<<<<
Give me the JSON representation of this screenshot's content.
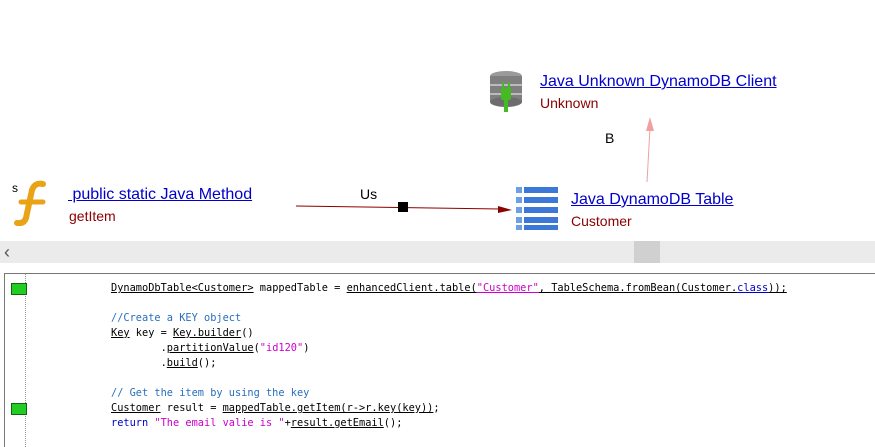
{
  "graph": {
    "method_node": {
      "badge": "s",
      "title": " public static Java Method",
      "subtitle": "getItem"
    },
    "table_node": {
      "title": "Java DynamoDB Table",
      "subtitle": "Customer"
    },
    "client_node": {
      "title": "Java Unknown DynamoDB Client",
      "subtitle": "Unknown"
    },
    "edges": [
      {
        "label": "Us",
        "color": "#8b0000"
      },
      {
        "label": "B",
        "color": "#f0a0a0"
      }
    ]
  },
  "scrollbar": {
    "left_arrow": "‹"
  },
  "code": {
    "lines": [
      {
        "marker": true,
        "parts": [
          {
            "t": "DynamoDbTable<Customer>",
            "c": "u"
          },
          {
            "t": " mappedTable = ",
            "c": ""
          },
          {
            "t": "enhancedClient.table(",
            "c": "u"
          },
          {
            "t": "\"Customer\"",
            "c": "u str"
          },
          {
            "t": ", ",
            "c": "u"
          },
          {
            "t": "TableSchema.fromBean(Customer.",
            "c": "u"
          },
          {
            "t": "class",
            "c": "u kw"
          },
          {
            "t": "));",
            "c": "u"
          }
        ]
      },
      {
        "marker": false,
        "parts": []
      },
      {
        "marker": false,
        "parts": [
          {
            "t": "//Create a KEY object",
            "c": "cmt"
          }
        ]
      },
      {
        "marker": false,
        "parts": [
          {
            "t": "Key",
            "c": "u"
          },
          {
            "t": " key = ",
            "c": ""
          },
          {
            "t": "Key.builder",
            "c": "u"
          },
          {
            "t": "()",
            "c": ""
          }
        ]
      },
      {
        "marker": false,
        "parts": [
          {
            "t": "        .",
            "c": ""
          },
          {
            "t": "partitionValue",
            "c": "u"
          },
          {
            "t": "(",
            "c": ""
          },
          {
            "t": "\"id120\"",
            "c": "str"
          },
          {
            "t": ")",
            "c": ""
          }
        ]
      },
      {
        "marker": false,
        "parts": [
          {
            "t": "        .",
            "c": ""
          },
          {
            "t": "build",
            "c": "u"
          },
          {
            "t": "();",
            "c": ""
          }
        ]
      },
      {
        "marker": false,
        "parts": []
      },
      {
        "marker": false,
        "parts": [
          {
            "t": "// Get the item by using the key",
            "c": "cmt"
          }
        ]
      },
      {
        "marker": true,
        "parts": [
          {
            "t": "Customer",
            "c": "u"
          },
          {
            "t": " result = ",
            "c": ""
          },
          {
            "t": "mappedTable.getItem(r->r.key(key))",
            "c": "u"
          },
          {
            "t": ";",
            "c": ""
          }
        ]
      },
      {
        "marker": false,
        "parts": [
          {
            "t": "return",
            "c": "kw"
          },
          {
            "t": " ",
            "c": ""
          },
          {
            "t": "\"The email valie is \"",
            "c": "str"
          },
          {
            "t": "+",
            "c": ""
          },
          {
            "t": "result.getEmail",
            "c": "u"
          },
          {
            "t": "();",
            "c": ""
          }
        ]
      }
    ]
  }
}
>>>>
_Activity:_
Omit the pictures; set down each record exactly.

_Solution to this problem:_
Give me the JSON representation of this screenshot's content.
{
  "graph": {
    "method_node": {
      "badge": "s",
      "title": " public static Java Method",
      "subtitle": "getItem"
    },
    "table_node": {
      "title": "Java DynamoDB Table",
      "subtitle": "Customer"
    },
    "client_node": {
      "title": "Java Unknown DynamoDB Client",
      "subtitle": "Unknown"
    },
    "edges": [
      {
        "label": "Us",
        "color": "#8b0000"
      },
      {
        "label": "B",
        "color": "#f0a0a0"
      }
    ]
  },
  "scrollbar": {
    "left_arrow": "‹"
  },
  "code": {
    "lines": [
      {
        "marker": true,
        "parts": [
          {
            "t": "DynamoDbTable<Customer>",
            "c": "u"
          },
          {
            "t": " mappedTable = ",
            "c": ""
          },
          {
            "t": "enhancedClient.table(",
            "c": "u"
          },
          {
            "t": "\"Customer\"",
            "c": "u str"
          },
          {
            "t": ", ",
            "c": "u"
          },
          {
            "t": "TableSchema.fromBean(Customer.",
            "c": "u"
          },
          {
            "t": "class",
            "c": "u kw"
          },
          {
            "t": "));",
            "c": "u"
          }
        ]
      },
      {
        "marker": false,
        "parts": []
      },
      {
        "marker": false,
        "parts": [
          {
            "t": "//Create a KEY object",
            "c": "cmt"
          }
        ]
      },
      {
        "marker": false,
        "parts": [
          {
            "t": "Key",
            "c": "u"
          },
          {
            "t": " key = ",
            "c": ""
          },
          {
            "t": "Key.builder",
            "c": "u"
          },
          {
            "t": "()",
            "c": ""
          }
        ]
      },
      {
        "marker": false,
        "parts": [
          {
            "t": "        .",
            "c": ""
          },
          {
            "t": "partitionValue",
            "c": "u"
          },
          {
            "t": "(",
            "c": ""
          },
          {
            "t": "\"id120\"",
            "c": "str"
          },
          {
            "t": ")",
            "c": ""
          }
        ]
      },
      {
        "marker": false,
        "parts": [
          {
            "t": "        .",
            "c": ""
          },
          {
            "t": "build",
            "c": "u"
          },
          {
            "t": "();",
            "c": ""
          }
        ]
      },
      {
        "marker": false,
        "parts": []
      },
      {
        "marker": false,
        "parts": [
          {
            "t": "// Get the item by using the key",
            "c": "cmt"
          }
        ]
      },
      {
        "marker": true,
        "parts": [
          {
            "t": "Customer",
            "c": "u"
          },
          {
            "t": " result = ",
            "c": ""
          },
          {
            "t": "mappedTable.getItem(r->r.key(key))",
            "c": "u"
          },
          {
            "t": ";",
            "c": ""
          }
        ]
      },
      {
        "marker": false,
        "parts": [
          {
            "t": "return",
            "c": "kw"
          },
          {
            "t": " ",
            "c": ""
          },
          {
            "t": "\"The email valie is \"",
            "c": "str"
          },
          {
            "t": "+",
            "c": ""
          },
          {
            "t": "result.getEmail",
            "c": "u"
          },
          {
            "t": "();",
            "c": ""
          }
        ]
      }
    ]
  }
}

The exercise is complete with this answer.